Input for this task:
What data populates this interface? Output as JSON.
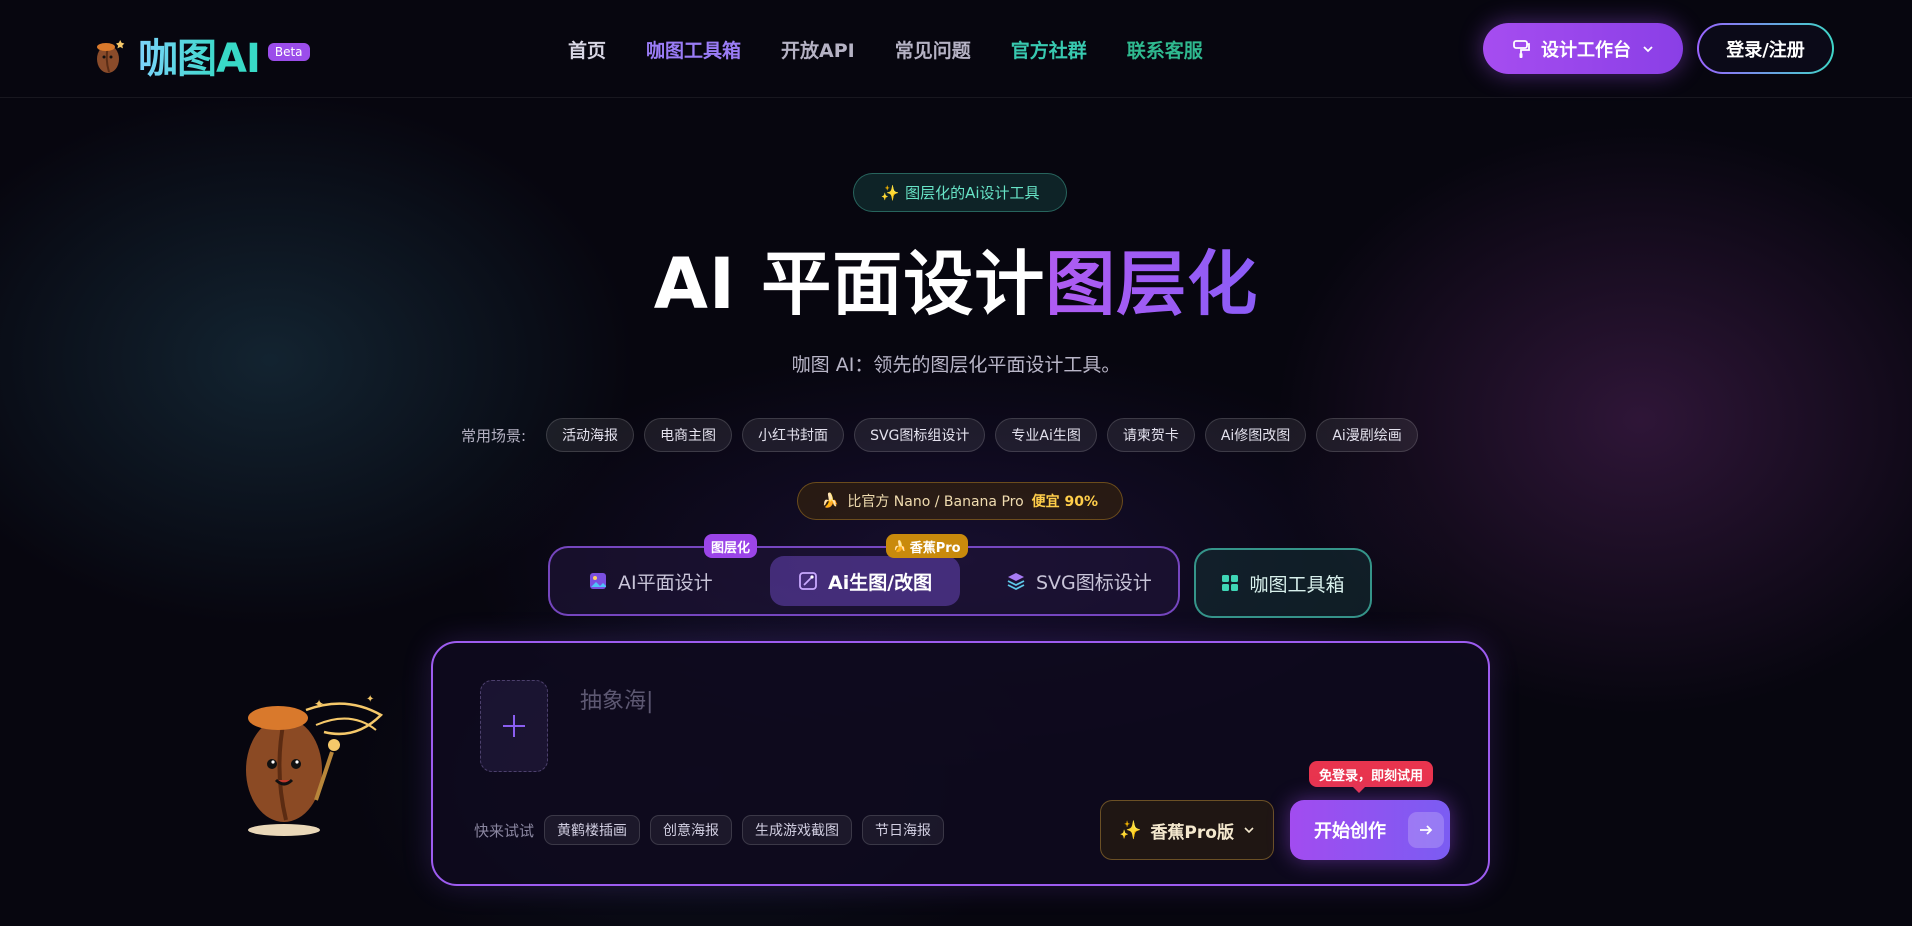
{
  "brand": {
    "name": "咖图AI",
    "badge": "Beta"
  },
  "nav": [
    {
      "label": "首页",
      "color": "#d8d6e4"
    },
    {
      "label": "咖图工具箱",
      "color": "#9a7cf6"
    },
    {
      "label": "开放API",
      "color": "#b5b2c4"
    },
    {
      "label": "常见问题",
      "color": "#b5b2c4"
    },
    {
      "label": "官方社群",
      "color": "#38c9b0"
    },
    {
      "label": "联系客服",
      "color": "#2fb98f"
    }
  ],
  "header": {
    "workspace_label": "设计工作台",
    "login_label": "登录/注册"
  },
  "hero": {
    "tagline": "图层化的Ai设计工具",
    "title_main": "AI 平面设计",
    "title_accent": "图层化",
    "subtitle": "咖图 AI：领先的图层化平面设计工具。"
  },
  "scenes": {
    "label": "常用场景:",
    "items": [
      "活动海报",
      "电商主图",
      "小红书封面",
      "SVG图标组设计",
      "专业Ai生图",
      "请柬贺卡",
      "Ai修图改图",
      "Ai漫剧绘画"
    ]
  },
  "promo": {
    "text": "比官方 Nano / Banana Pro",
    "highlight": "便宜 90%"
  },
  "modes": [
    {
      "label": "AI平面设计",
      "badge": "图层化"
    },
    {
      "label": "Ai生图/改图",
      "badge": "香蕉Pro"
    },
    {
      "label": "SVG图标设计",
      "badge": ""
    }
  ],
  "toolbox_label": "咖图工具箱",
  "prompt": {
    "typed_text": "抽象海|",
    "quick_label": "快来试试",
    "quick_items": [
      "黄鹤楼插画",
      "创意海报",
      "生成游戏截图",
      "节日海报"
    ],
    "model_label": "香蕉Pro版",
    "free_tag": "免登录，即刻试用",
    "start_label": "开始创作"
  },
  "colors": {
    "accent": "#9d5cf0",
    "teal": "#38c9b0",
    "gold": "#ffce4a",
    "red": "#e8344e"
  }
}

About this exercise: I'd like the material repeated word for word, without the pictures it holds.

Exercise response:
What data populates this interface? Output as JSON.
{
  "brand": {
    "name": "咖图AI",
    "badge": "Beta"
  },
  "nav": [
    {
      "label": "首页",
      "color": "#d8d6e4"
    },
    {
      "label": "咖图工具箱",
      "color": "#9a7cf6"
    },
    {
      "label": "开放API",
      "color": "#b5b2c4"
    },
    {
      "label": "常见问题",
      "color": "#b5b2c4"
    },
    {
      "label": "官方社群",
      "color": "#38c9b0"
    },
    {
      "label": "联系客服",
      "color": "#2fb98f"
    }
  ],
  "header": {
    "workspace_label": "设计工作台",
    "login_label": "登录/注册"
  },
  "hero": {
    "tagline": "图层化的Ai设计工具",
    "title_main": "AI 平面设计",
    "title_accent": "图层化",
    "subtitle": "咖图 AI：领先的图层化平面设计工具。"
  },
  "scenes": {
    "label": "常用场景:",
    "items": [
      "活动海报",
      "电商主图",
      "小红书封面",
      "SVG图标组设计",
      "专业Ai生图",
      "请柬贺卡",
      "Ai修图改图",
      "Ai漫剧绘画"
    ]
  },
  "promo": {
    "text": "比官方 Nano / Banana Pro",
    "highlight": "便宜 90%"
  },
  "modes": [
    {
      "label": "AI平面设计",
      "badge": "图层化"
    },
    {
      "label": "Ai生图/改图",
      "badge": "香蕉Pro"
    },
    {
      "label": "SVG图标设计",
      "badge": ""
    }
  ],
  "toolbox_label": "咖图工具箱",
  "prompt": {
    "typed_text": "抽象海|",
    "quick_label": "快来试试",
    "quick_items": [
      "黄鹤楼插画",
      "创意海报",
      "生成游戏截图",
      "节日海报"
    ],
    "model_label": "香蕉Pro版",
    "free_tag": "免登录，即刻试用",
    "start_label": "开始创作"
  },
  "colors": {
    "accent": "#9d5cf0",
    "teal": "#38c9b0",
    "gold": "#ffce4a",
    "red": "#e8344e"
  }
}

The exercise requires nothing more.